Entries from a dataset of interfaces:

---

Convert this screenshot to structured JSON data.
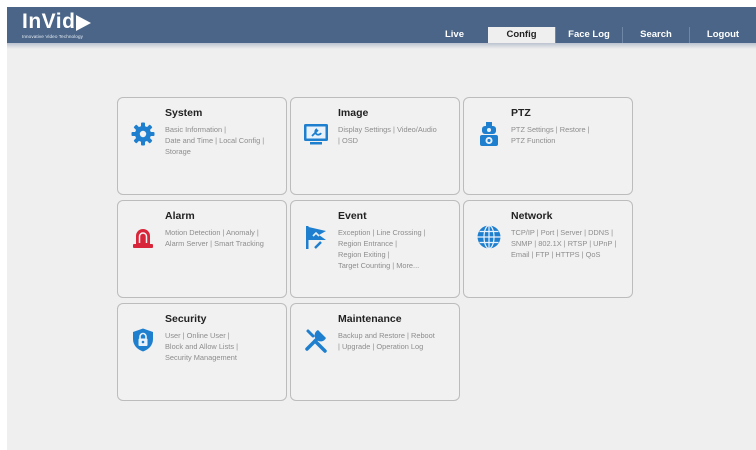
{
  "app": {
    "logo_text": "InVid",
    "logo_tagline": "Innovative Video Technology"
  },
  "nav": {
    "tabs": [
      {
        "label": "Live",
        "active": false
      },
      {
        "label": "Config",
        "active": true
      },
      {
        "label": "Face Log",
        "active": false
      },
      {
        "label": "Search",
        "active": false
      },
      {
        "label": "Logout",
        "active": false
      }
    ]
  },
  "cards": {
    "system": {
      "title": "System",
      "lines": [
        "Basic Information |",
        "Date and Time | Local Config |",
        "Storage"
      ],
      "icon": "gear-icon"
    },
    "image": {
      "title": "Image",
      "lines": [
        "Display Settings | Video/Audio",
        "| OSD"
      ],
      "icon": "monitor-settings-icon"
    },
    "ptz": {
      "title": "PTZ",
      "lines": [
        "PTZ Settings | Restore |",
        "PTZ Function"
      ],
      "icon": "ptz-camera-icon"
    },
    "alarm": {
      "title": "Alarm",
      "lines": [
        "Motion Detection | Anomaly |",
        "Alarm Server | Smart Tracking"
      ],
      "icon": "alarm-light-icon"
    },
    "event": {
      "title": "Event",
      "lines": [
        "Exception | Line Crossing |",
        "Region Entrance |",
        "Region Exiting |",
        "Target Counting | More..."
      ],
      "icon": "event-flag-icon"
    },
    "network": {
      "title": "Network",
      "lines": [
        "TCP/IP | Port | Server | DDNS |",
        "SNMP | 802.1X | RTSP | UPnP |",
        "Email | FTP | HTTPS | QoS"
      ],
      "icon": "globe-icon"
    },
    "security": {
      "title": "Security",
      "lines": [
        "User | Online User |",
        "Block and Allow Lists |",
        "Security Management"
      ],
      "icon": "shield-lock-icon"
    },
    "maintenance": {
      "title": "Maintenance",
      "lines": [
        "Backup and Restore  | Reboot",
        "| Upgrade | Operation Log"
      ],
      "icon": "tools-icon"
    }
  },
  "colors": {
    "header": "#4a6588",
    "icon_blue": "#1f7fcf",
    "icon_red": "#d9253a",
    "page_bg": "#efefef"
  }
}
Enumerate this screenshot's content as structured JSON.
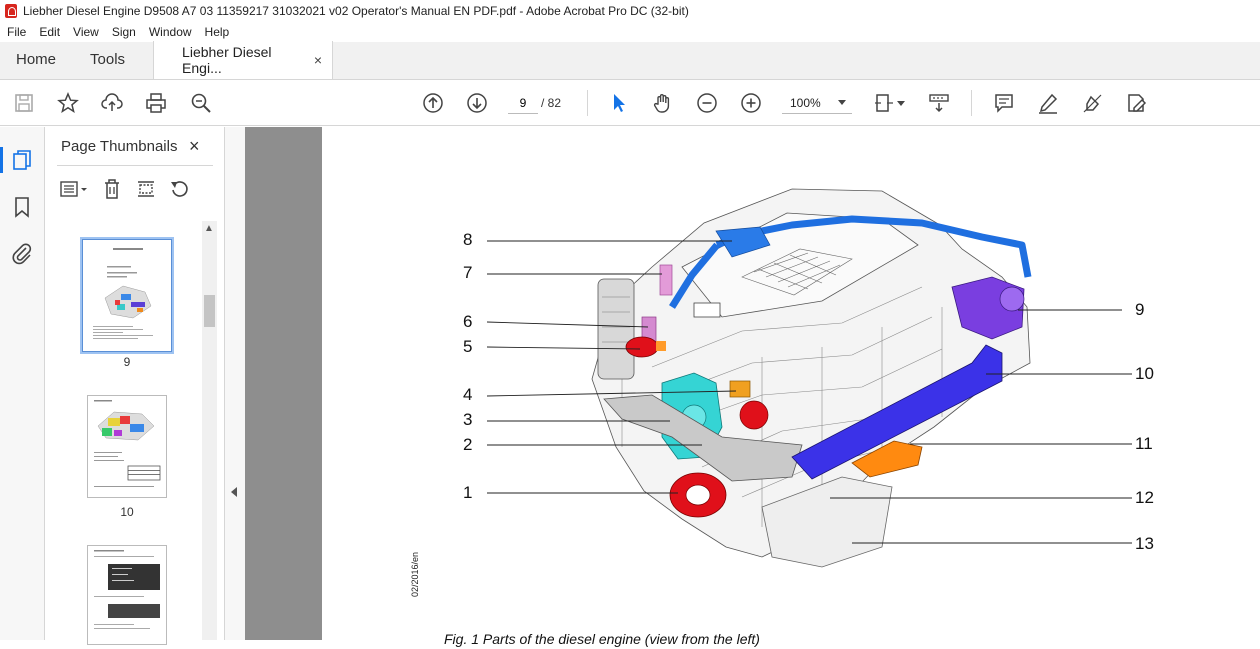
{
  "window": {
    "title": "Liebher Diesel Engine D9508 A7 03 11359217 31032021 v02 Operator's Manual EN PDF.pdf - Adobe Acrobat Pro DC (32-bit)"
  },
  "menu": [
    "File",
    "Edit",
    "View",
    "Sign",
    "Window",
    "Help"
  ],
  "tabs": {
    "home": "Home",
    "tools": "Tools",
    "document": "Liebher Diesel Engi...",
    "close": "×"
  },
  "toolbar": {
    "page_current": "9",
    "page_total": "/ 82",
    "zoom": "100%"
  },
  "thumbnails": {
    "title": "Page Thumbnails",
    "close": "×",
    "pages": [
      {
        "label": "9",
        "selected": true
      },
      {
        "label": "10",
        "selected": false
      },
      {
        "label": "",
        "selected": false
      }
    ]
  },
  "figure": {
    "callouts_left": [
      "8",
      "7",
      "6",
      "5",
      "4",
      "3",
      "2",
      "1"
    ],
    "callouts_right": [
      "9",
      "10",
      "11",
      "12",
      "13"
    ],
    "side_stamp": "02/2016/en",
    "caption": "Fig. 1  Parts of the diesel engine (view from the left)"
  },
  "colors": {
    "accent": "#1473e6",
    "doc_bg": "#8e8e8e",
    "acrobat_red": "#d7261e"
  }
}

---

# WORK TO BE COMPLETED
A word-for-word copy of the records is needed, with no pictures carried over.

# TASK RESULT
Convert this screenshot to structured JSON data.
{
  "app": {
    "logo_text": "InVid",
    "logo_tagline": "Innovative Video Technology"
  },
  "nav": {
    "tabs": [
      {
        "label": "Live",
        "active": false
      },
      {
        "label": "Config",
        "active": true
      },
      {
        "label": "Face Log",
        "active": false
      },
      {
        "label": "Search",
        "active": false
      },
      {
        "label": "Logout",
        "active": false
      }
    ]
  },
  "cards": {
    "system": {
      "title": "System",
      "lines": [
        "Basic Information |",
        "Date and Time | Local Config |",
        "Storage"
      ],
      "icon": "gear-icon"
    },
    "image": {
      "title": "Image",
      "lines": [
        "Display Settings | Video/Audio",
        "| OSD"
      ],
      "icon": "monitor-settings-icon"
    },
    "ptz": {
      "title": "PTZ",
      "lines": [
        "PTZ Settings | Restore |",
        "PTZ Function"
      ],
      "icon": "ptz-camera-icon"
    },
    "alarm": {
      "title": "Alarm",
      "lines": [
        "Motion Detection | Anomaly |",
        "Alarm Server | Smart Tracking"
      ],
      "icon": "alarm-light-icon"
    },
    "event": {
      "title": "Event",
      "lines": [
        "Exception | Line Crossing |",
        "Region Entrance |",
        "Region Exiting |",
        "Target Counting | More..."
      ],
      "icon": "event-flag-icon"
    },
    "network": {
      "title": "Network",
      "lines": [
        "TCP/IP | Port | Server | DDNS |",
        "SNMP | 802.1X | RTSP | UPnP |",
        "Email | FTP | HTTPS | QoS"
      ],
      "icon": "globe-icon"
    },
    "security": {
      "title": "Security",
      "lines": [
        "User | Online User |",
        "Block and Allow Lists |",
        "Security Management"
      ],
      "icon": "shield-lock-icon"
    },
    "maintenance": {
      "title": "Maintenance",
      "lines": [
        "Backup and Restore  | Reboot",
        "| Upgrade | Operation Log"
      ],
      "icon": "tools-icon"
    }
  },
  "colors": {
    "header": "#4a6588",
    "icon_blue": "#1f7fcf",
    "icon_red": "#d9253a",
    "page_bg": "#efefef"
  }
}
Enumerate this screenshot's content as structured JSON.
{
  "window": {
    "title": "Liebher Diesel Engine D9508 A7 03 11359217 31032021 v02 Operator's Manual EN PDF.pdf - Adobe Acrobat Pro DC (32-bit)"
  },
  "menu": [
    "File",
    "Edit",
    "View",
    "Sign",
    "Window",
    "Help"
  ],
  "tabs": {
    "home": "Home",
    "tools": "Tools",
    "document": "Liebher Diesel Engi...",
    "close": "×"
  },
  "toolbar": {
    "page_current": "9",
    "page_total": "/ 82",
    "zoom": "100%"
  },
  "thumbnails": {
    "title": "Page Thumbnails",
    "close": "×",
    "pages": [
      {
        "label": "9",
        "selected": true
      },
      {
        "label": "10",
        "selected": false
      },
      {
        "label": "",
        "selected": false
      }
    ]
  },
  "figure": {
    "callouts_left": [
      "8",
      "7",
      "6",
      "5",
      "4",
      "3",
      "2",
      "1"
    ],
    "callouts_right": [
      "9",
      "10",
      "11",
      "12",
      "13"
    ],
    "side_stamp": "02/2016/en",
    "caption": "Fig. 1  Parts of the diesel engine (view from the left)"
  },
  "colors": {
    "accent": "#1473e6",
    "doc_bg": "#8e8e8e",
    "acrobat_red": "#d7261e"
  }
}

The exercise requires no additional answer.